Outside of politics, D.C. is filled with rich culture and history, and Black History Month is the time to celebrate it.
The District will host dozens of events throughout February, each touching on a different element of African American culture. From black art shows at coffee shops to civil rights memorials, here are some of the top events to check out during Black History Month.
Friday, Feb. 7: ‘Meditations,’ A Black History Art Show
Kick off the month at the black-owned business Culture Coffee Too in Northeast D.C. The coffee shop is showcasing pieces from two African American artists, husband and wife James and Zsudayka Terrell, who produce prints, paintings and textiles. All of their work will be on display and available for purchase.
Culture Coffee Too, 300 Riggs Road NE, 6 to 8 p.m., free.
Saturday, Feb. 8: Black History Read-in
The D.C. chapter of The North Carolina A&T State University will host a black history read-in to commemorate the 1960 Greensboro, N.C. sit-in when black students refused to leave a segregated lunch counter after being denied service. Anyone is welcome to read a piece of literature about the movement or attend as an audience member. Interested readers can register online through Eventbrite, but drop-in performers are also welcome.
Aggies Helping Aggies, Inc., 1525 Iris St. NW, noon to 2:30 p.m., free.
Saturday, Feb. 15: The Beloved Community: MLK Jr. and Activism
Archivist Derek Gray of the D.C. Public Library will give a presentation on King’s activism in D.C., focusing on his community organizing efforts and speeches, at the Anacostia Community Museum. When you attend, you can also visit a related exhibit called “A Right To The City,” which features stories of how D.C. residents advocated for better city planning and civic engagement throughout history.
Thursday, Feb. 20: Rayceen Pendarvis Is Living Black History
Head to Cleveland Park Library for an evening recognizing black history and art. Black entertainer and D.C. community advocate Rayceen Pendarvis will host an event celebrating the accomplishments of African American people throughout history. The program will include several different performers, including singer and songwriter Nia Simmons and poet Micah Powell. Head to Cleveland Park Library for an evening recognizing black history and art.

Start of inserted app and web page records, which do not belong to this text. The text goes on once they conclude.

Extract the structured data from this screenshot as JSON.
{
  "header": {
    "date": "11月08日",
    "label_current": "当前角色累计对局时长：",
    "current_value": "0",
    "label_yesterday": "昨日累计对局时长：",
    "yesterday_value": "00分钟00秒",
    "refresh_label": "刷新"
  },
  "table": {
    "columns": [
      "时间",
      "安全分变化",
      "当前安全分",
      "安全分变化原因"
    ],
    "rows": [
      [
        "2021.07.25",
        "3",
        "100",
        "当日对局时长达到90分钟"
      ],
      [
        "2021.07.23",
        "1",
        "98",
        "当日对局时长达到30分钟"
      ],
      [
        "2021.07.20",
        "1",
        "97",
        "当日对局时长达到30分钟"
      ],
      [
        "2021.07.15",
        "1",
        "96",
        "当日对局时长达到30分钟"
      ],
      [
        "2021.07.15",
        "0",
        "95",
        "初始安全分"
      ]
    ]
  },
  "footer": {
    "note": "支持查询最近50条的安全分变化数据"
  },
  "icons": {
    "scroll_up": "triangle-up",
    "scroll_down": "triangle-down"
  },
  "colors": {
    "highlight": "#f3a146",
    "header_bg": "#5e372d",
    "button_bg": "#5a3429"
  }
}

Cleveland Park Library, 3310 Connecticut Ave. NW, 5 to 8:30 p.m., free with registration.
Saturday, Feb. 22: Black History Luncheon and Book Signing
Grab lunch and listen to a book reading at the Washington Renaissance Hotel later this month. The Association for the Study of African American Life and History, which is headquartered in D.C., is hosting a book reading and signing event centered around the theme, “African Americans and the Vote.” The event will bring in more than 20 different authors to discuss books like “Meet Jim Crow!,” “Trailblazer” and “Coming Home” by Lee Chavous, Dorothy Gilliam and CeLillianne Green, respectively.
Washington Renaissance Hotel, 999 9th St. NW, book signing begins at 10 a.m. and is free, $115 for luncheon tickets.